The Wild Africa Fund, a Non-Govermental Organisation (NGO), has stressed the need for partnerships to wage the war against illegal wildlife trade and trafficking in the country.
Mr Kelechukwu Iruoma, Nigeria Representative for Wild Africa Fund, stated this in a statement to mark the World Wildlife Day (WWD) on Friday in Lagos.
The WWD is an annual event dedicated to raise awareness on the importance of wildlife.
Iruoma urged the government and conservation organisations to partner to tackle forest and wildlife crime to protect the country’s biodiversity.
According to him, Nigeria is home to some of the world’s most iconic wildlife such as elephants, lions and gorillas.
Iruoma, however, said that illegal activities such as poaching, deforestation and illegal wildlife trade had put these animals in danger, thereby threatening their existence.

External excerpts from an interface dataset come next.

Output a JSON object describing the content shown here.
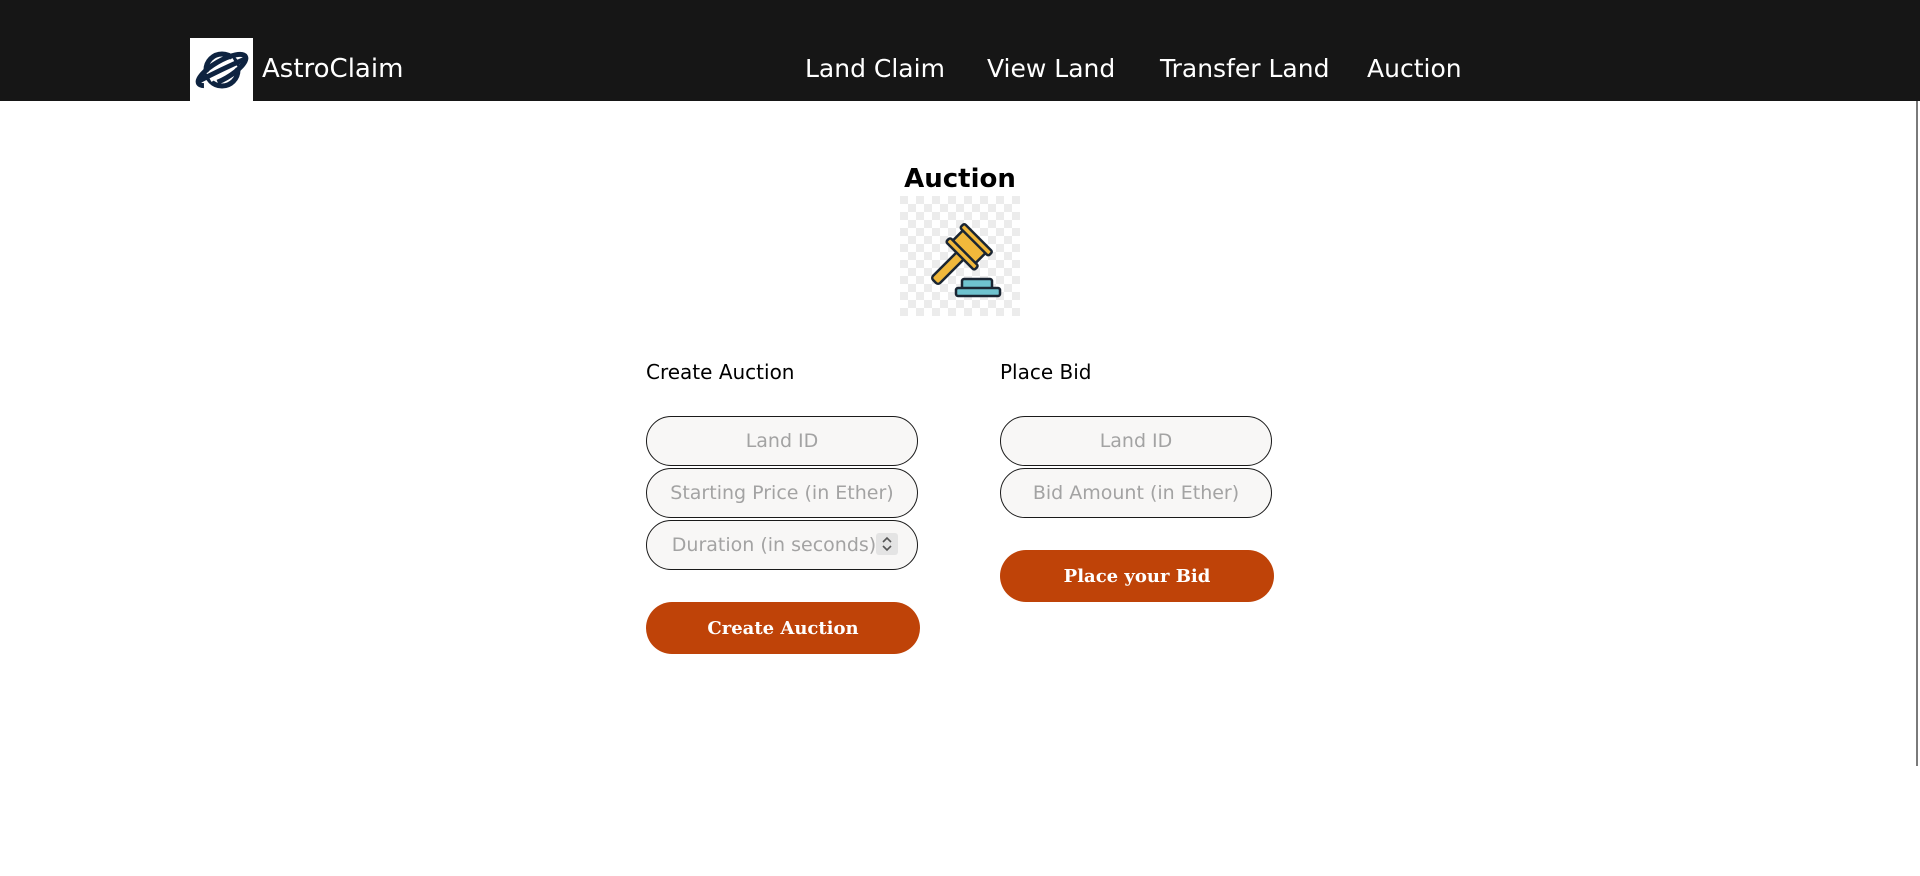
{
  "app": {
    "brand": "AstroClaim",
    "logo_icon": "planet-icon"
  },
  "nav": {
    "items": [
      {
        "label": "Land Claim"
      },
      {
        "label": "View Land"
      },
      {
        "label": "Transfer Land"
      },
      {
        "label": "Auction"
      }
    ]
  },
  "main": {
    "title": "Auction",
    "illustration": "gavel-icon"
  },
  "create_auction": {
    "heading": "Create Auction",
    "land_id": {
      "value": "",
      "placeholder": "Land ID"
    },
    "starting_price": {
      "value": "",
      "placeholder": "Starting Price (in Ether)"
    },
    "duration": {
      "value": "",
      "placeholder": "Duration (in seconds)"
    },
    "submit_label": "Create Auction"
  },
  "place_bid": {
    "heading": "Place Bid",
    "land_id": {
      "value": "",
      "placeholder": "Land ID"
    },
    "bid_amount": {
      "value": "",
      "placeholder": "Bid Amount (in Ether)"
    },
    "submit_label": "Place your Bid"
  },
  "colors": {
    "navbar": "#161616",
    "accent_button": "#bf4308",
    "input_background": "#f8f7f6",
    "gavel_yellow": "#f1b83b",
    "gavel_base": "#6fc3cf"
  }
}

He added that Nigeria had also become the transit hub for the illegal trade in ivory and pangolin scales.
Iruoma said that the 2023 WWD with the theme, “Partnerships for Wildlife,’’ underscored the crucial role partnerships play in protecting and preserving wildlife for biodiversity conservation.
He said that protecting these species and their habitats were essential not only for their survival but for the health and well-being of the ecosystem and the livelihoods of the host communities that depend on them.
He said that the Wild Africa Fund would remain committed to protecting Nigeria’s wildlife stressing that this cannot be achieved independently.
“Everyone has a part to play,” Iruoma said.
Iruoma quoted Mr Peter Knights, Founder Wild Africa Fund, as saying that all hands must be on deck to fight illegal wildlife trade in Nigeria.
“By partnering with the government, international and local NGOs, media, and local communities, we can achieve greater impact and ensure a brighter future for wildlife in Africa and beyond.”
“Collaboration is the best hope that we have of ensuring that Nigeria’s natural resources are protected for future generations,
“Through our work with local communities, governments, and other conservation organisations, we are making strides toward a future where humans and wildlife can thrive together.
“We applaud the progress being made in Nigeria and urge everyone to join us in the fight to protect and preserve Nigeria’s natural heritage,” Knights said.
Iruoma said that the Wild Africa Fund was also collaborating with the Environmental Investigation Agency (EIA) and Africa Nature Investors Foundation (ANI) with support from the UK Illegal Wildlife Trade Challenge Fund.
He said the fund was also in collaboration with the U.S. Bureau of International Narcotics and Law Enforcement Affairs (INL) to support the Nigerian government to update its wildlife laws and combat illegal wildlife trade.
“There has been progress with this as the Endangered Species Conservation and Protection Bill passed its first reading in the Federal House of Representatives in February 2023.
“This is a demonstration that the organisations and government are commitment to wildlife conservation,” Iruoma said.
Iruoma quoted the EIA as saying that it was proud of its long-standing partnerships with government agencies, Civil Society Organisations, and public institutions such as the financial and banking sectors that have a vital role to play in tackling wildlife trafficking.
Justin Gosling, the EIA’s Senior Project Coordinator – Securing Criminal Justice, commended Nigeria for taking decisive steps to improve its law enforcement and criminal justice.
“Nigeria is taking decisive steps to improve its law enforcement and criminal justice response to wildlife crime which, if sustained, will have a lasting impact across the continent, ensuring a future for all species affected by wildlife and forest crime,” Gosling said.
Iruoma also quoted Tunde Morakinyo, ANI’s Executive Director, as saying that the ANI was working to protect Nigeria’s national parks and forest reserves.
Morakinyo, however, noted that protection in the field was not enough without addressing the wider legislative context of the country.
“This new legislation will be critical to enabling Nigeria to decisively tackle the illegal trade in wildlife and will demonstrate to the world that the country can be a leader on the African continent for an issue that affects all Nigerians and indeed all of us as human beings,” he said
Iruoma said the fund was also collaborating with the Amo Farm Sieberer Hatchery Ltd. to supply Noiler chickens to hunters and bush meat sellers in Lagos to end the sale of pangolins and other wildlife in the markets as an alternative to illegal bush meat.
He said the fund had fostered robust partnership with the media to improve the coverage of wildlife conservation issues, to change the attitude of people toward protecting and promoting wildlife.
He added that the media had played a significant role in conservation awareness and education. (NAN)